GPC separates based on the size or hydrodynamic volume (radius of gyration) of the analytes. This differs from other separation techniques which depend upon chemical or physical interactions to separate analytes. Separation occurs via the use of porous beads packed in a column. The smaller analytes can enter the pores more easily and therefore spend more time in these pores, increasing their retention time. These smaller molecules spend more time in the column and therefore will elute last. Conversely, larger analytes spend little if any time in the pores and are eluted quickly. All columns have a range of molecular weights that can be separated.
If an analyte is too large, it will not be retained; conversely, if the analyte is too small, it may be retained completely. Analytes that are not retained are eluted with the free volume outside of the particles (Vo), while analytes that are completely retained are eluted with volume of solvent held in the pores (Vi).
• GPC is often used to determine the relative molecular weight of polymer samples as well as the distribution of molecular weights.
• GPC truly measures the molecular volume and shape function as defined by the intrinsic viscosity. If comparable standards are used, this relative data can be used to determine molecular weights within ± 5% accuracy.
• Polystyrene standards with dispersities of less than 1.2 are typically used to calibrate the GPC. Unfortunately, polystyrene tends to be a very linear polymer and therefore as a standard it is only useful to compare it to other polymers that are known to be linear and of relatively the same size.
Advantages As a separation technique, GPC has many advantages. First of all, it has a well-defined separation time due to the fact that there is a final elution volume for all unretained analytes. Additionally, GPC can provide narrow bands, although this aspect of GPC is more difficult for polymer samples that have broad ranges of molecular weights present. Finally, since the analytes do not interact chemically or physically with the column, there is a lower chance for analyte loss to occur.
Disadvantages There is a limited number of peaks that can be resolved within the short time scale of the GPC run.
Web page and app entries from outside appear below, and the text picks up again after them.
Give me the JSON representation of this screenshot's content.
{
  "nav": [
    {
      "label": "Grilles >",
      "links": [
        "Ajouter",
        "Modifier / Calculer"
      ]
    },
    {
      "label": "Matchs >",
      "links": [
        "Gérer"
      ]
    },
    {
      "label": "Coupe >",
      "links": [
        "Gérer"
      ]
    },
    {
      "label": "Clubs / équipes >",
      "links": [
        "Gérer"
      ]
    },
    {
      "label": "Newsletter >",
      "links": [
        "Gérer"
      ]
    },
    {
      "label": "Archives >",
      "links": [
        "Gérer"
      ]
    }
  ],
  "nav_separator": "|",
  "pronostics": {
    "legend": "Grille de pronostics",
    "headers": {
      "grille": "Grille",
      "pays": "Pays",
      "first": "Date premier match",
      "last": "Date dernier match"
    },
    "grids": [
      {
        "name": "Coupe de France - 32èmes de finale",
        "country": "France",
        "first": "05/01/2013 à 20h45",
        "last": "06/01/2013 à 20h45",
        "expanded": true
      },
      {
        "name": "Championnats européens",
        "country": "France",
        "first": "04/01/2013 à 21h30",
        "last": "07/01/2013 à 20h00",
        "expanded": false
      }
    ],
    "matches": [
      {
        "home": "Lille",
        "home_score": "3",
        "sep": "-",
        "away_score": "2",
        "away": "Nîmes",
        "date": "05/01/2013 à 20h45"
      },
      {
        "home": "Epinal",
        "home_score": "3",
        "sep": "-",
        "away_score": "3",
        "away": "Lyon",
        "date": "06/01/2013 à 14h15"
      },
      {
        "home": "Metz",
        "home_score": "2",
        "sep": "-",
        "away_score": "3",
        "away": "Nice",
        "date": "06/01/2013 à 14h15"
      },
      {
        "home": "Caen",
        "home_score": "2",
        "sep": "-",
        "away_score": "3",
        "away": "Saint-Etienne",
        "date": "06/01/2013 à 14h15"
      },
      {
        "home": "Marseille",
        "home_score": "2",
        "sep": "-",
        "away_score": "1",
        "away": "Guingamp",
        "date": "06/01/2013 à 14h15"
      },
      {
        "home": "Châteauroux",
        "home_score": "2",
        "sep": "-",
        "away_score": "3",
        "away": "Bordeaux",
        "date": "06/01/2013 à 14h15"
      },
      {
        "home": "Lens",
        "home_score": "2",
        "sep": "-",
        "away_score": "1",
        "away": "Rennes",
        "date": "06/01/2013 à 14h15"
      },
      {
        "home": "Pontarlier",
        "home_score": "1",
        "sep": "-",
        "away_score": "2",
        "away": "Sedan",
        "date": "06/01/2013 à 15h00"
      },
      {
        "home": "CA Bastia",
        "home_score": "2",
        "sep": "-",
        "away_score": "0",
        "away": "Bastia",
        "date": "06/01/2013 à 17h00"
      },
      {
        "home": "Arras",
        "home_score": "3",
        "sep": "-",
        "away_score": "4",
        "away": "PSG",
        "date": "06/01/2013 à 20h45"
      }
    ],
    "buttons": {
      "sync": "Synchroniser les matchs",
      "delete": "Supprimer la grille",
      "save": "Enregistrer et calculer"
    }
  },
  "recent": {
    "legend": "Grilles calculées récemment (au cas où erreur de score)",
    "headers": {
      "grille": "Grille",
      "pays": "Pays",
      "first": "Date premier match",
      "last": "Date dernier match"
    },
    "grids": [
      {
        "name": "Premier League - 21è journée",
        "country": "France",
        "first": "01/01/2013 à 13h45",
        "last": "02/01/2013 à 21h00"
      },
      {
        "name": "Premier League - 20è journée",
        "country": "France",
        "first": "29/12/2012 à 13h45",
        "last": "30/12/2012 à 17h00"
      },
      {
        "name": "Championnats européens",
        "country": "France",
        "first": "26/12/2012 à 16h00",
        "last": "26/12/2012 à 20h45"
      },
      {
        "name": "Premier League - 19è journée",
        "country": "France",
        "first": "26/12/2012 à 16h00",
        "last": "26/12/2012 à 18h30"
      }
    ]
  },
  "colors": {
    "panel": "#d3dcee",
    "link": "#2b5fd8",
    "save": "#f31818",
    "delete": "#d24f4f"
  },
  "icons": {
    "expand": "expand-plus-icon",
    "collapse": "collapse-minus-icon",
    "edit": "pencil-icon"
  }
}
Also, as a technique GPC requires around at least a 10% difference in molecular weight for a reasonable resolution of peaks to occur. In regards to polymers, the molecular masses of most of the chains will be too close for the GPC separation to show anything more than broad peaks. Another disadvantage of GPC for polymers is that filtrations must be performed before using the instrument to prevent dust and other particulates from ruining the columns and interfering with the detectors.